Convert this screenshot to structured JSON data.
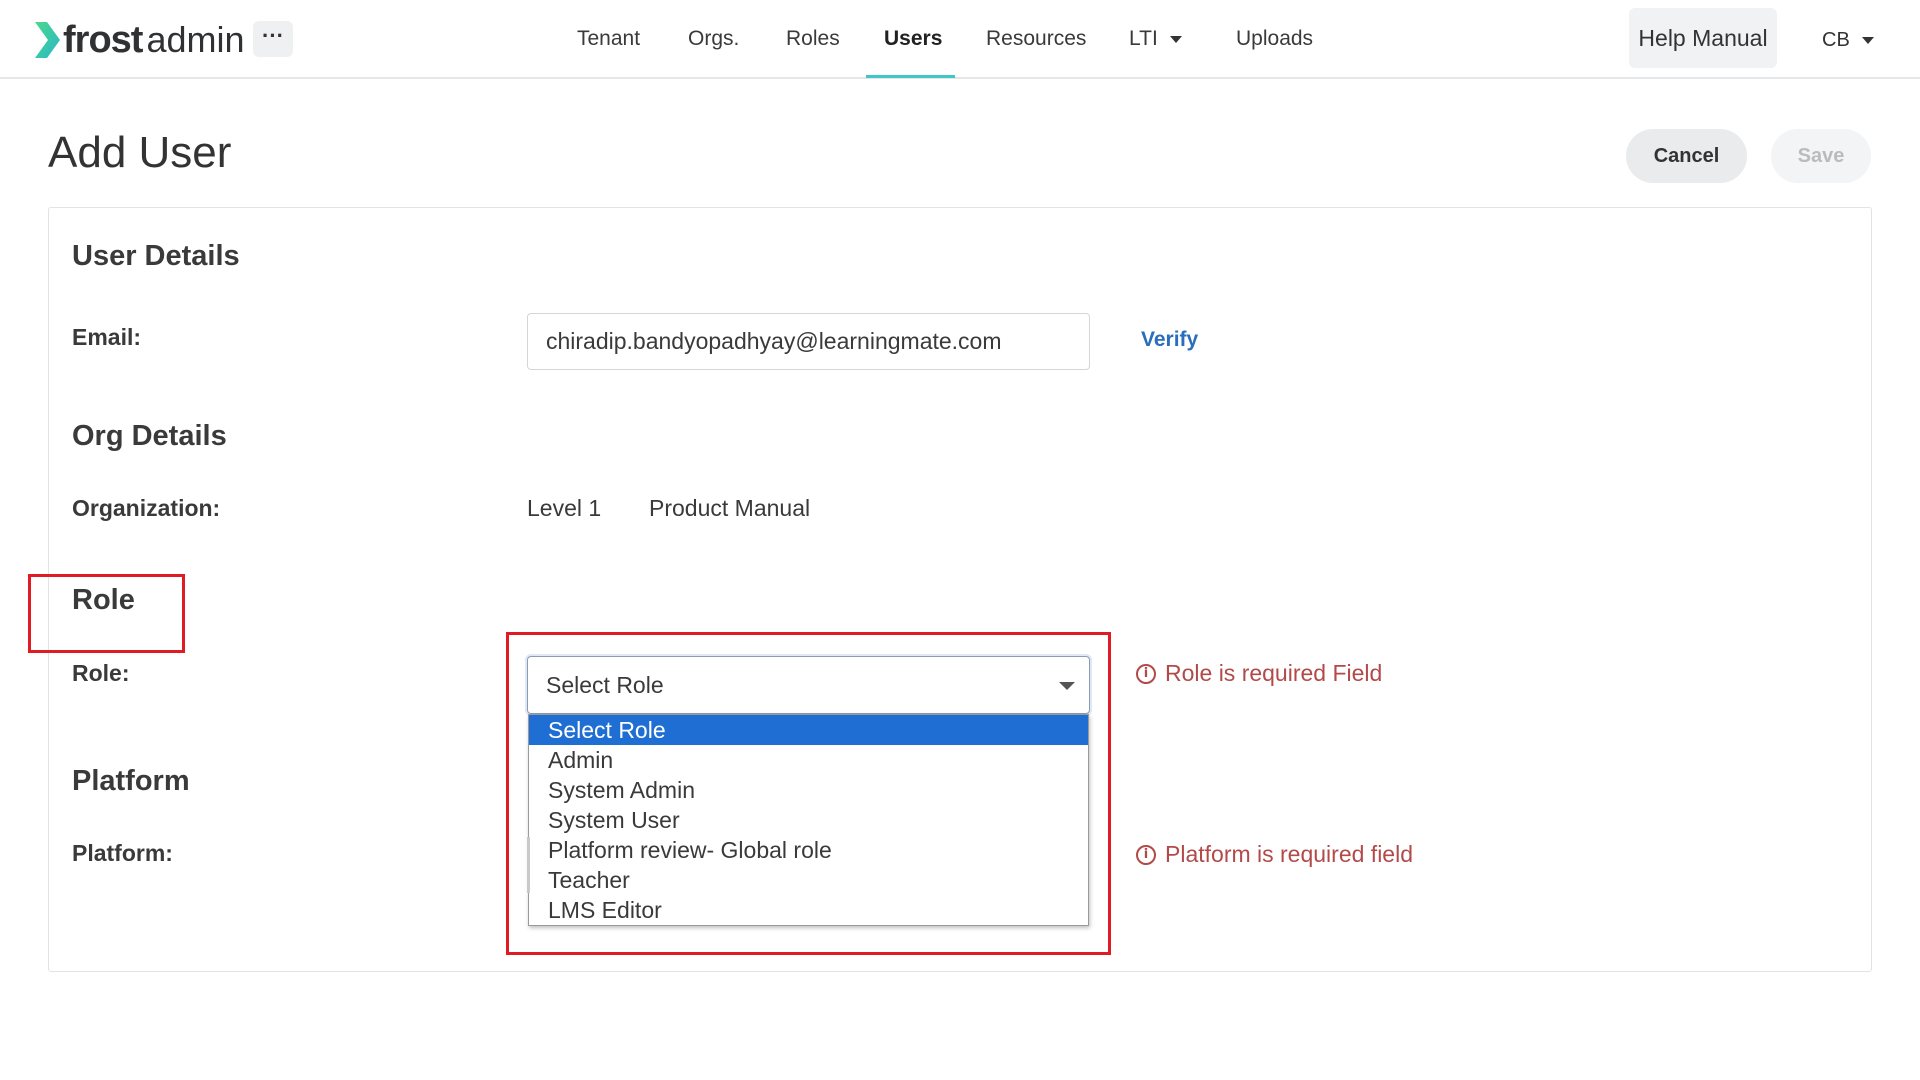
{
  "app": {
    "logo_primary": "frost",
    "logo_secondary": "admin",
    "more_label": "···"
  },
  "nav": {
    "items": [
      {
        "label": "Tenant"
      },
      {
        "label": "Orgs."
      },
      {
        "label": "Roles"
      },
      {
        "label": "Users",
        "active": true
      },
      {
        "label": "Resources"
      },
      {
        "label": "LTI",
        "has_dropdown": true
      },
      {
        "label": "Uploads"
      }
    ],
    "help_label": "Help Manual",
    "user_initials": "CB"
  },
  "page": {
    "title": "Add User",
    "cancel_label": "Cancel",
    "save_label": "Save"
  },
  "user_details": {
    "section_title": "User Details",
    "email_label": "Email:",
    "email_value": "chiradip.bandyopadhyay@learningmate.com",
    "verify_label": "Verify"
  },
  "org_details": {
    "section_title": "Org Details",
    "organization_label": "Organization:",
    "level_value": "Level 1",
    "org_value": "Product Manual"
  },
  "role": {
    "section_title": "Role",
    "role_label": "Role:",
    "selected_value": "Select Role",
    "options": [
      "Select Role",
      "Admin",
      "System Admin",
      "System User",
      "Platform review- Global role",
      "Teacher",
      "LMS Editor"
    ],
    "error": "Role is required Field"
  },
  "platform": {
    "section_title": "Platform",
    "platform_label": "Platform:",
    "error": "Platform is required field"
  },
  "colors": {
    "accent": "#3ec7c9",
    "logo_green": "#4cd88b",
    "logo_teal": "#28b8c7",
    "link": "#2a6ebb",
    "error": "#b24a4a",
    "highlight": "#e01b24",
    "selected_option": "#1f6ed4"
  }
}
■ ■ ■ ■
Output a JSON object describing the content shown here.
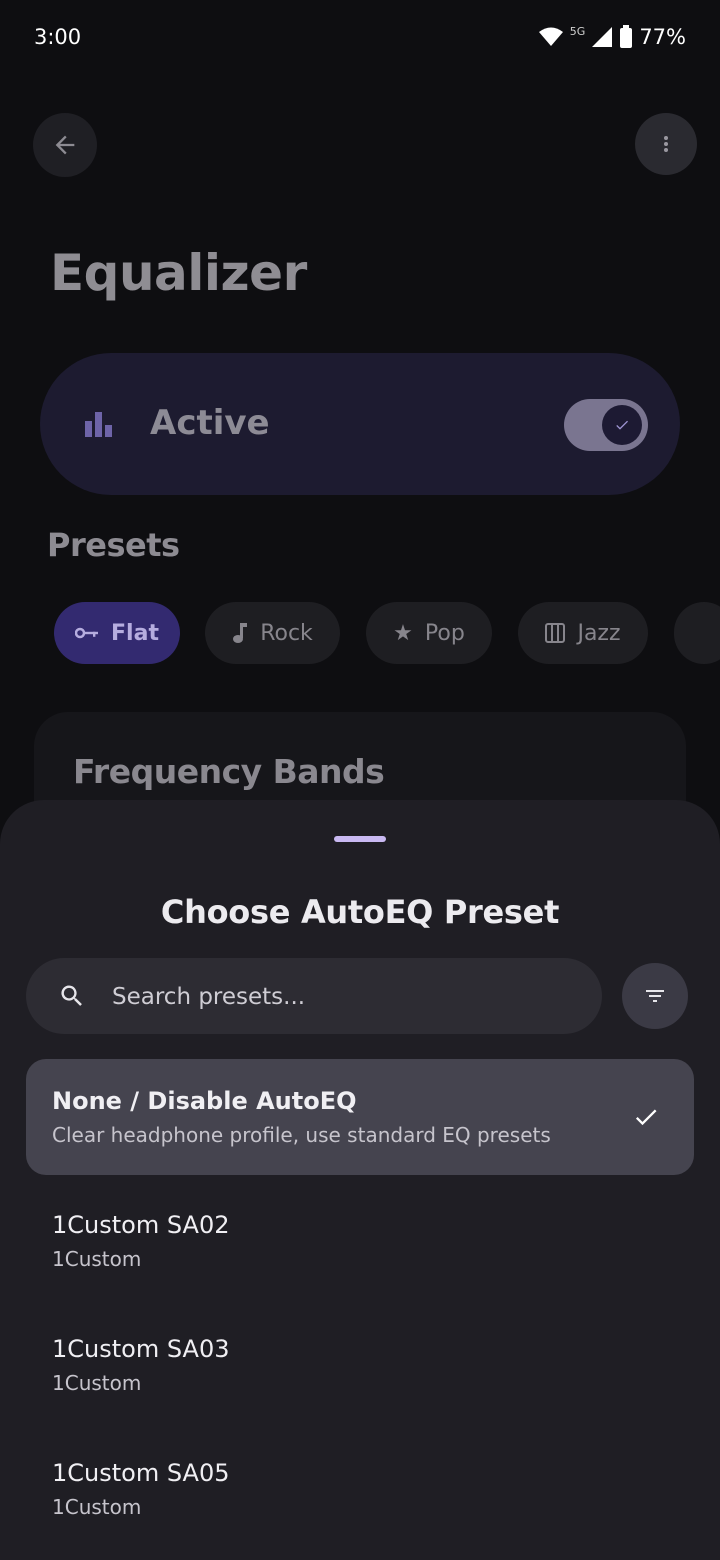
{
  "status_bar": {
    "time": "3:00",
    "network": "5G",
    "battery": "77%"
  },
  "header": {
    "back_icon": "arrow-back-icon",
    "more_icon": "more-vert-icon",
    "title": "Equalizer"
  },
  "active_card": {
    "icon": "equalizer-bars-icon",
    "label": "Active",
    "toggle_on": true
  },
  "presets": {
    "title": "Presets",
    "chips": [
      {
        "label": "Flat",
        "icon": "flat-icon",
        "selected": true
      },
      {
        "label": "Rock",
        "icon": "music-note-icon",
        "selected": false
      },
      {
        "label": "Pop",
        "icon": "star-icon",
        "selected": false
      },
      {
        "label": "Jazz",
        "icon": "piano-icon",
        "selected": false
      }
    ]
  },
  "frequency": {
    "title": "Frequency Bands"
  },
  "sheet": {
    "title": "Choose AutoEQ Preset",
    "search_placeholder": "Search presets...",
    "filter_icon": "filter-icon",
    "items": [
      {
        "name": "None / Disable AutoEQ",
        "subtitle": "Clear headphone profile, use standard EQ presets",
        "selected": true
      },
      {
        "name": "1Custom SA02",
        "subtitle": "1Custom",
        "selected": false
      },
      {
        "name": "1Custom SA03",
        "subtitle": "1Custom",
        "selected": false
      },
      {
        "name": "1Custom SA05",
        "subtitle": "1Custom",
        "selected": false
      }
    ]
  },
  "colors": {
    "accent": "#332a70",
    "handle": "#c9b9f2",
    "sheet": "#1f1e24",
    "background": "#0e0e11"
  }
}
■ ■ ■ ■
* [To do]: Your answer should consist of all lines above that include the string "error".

* [Exercise result]:
    "error": "Role is required Field"
    "error": "Platform is required field"
    "error": "#b24a4a",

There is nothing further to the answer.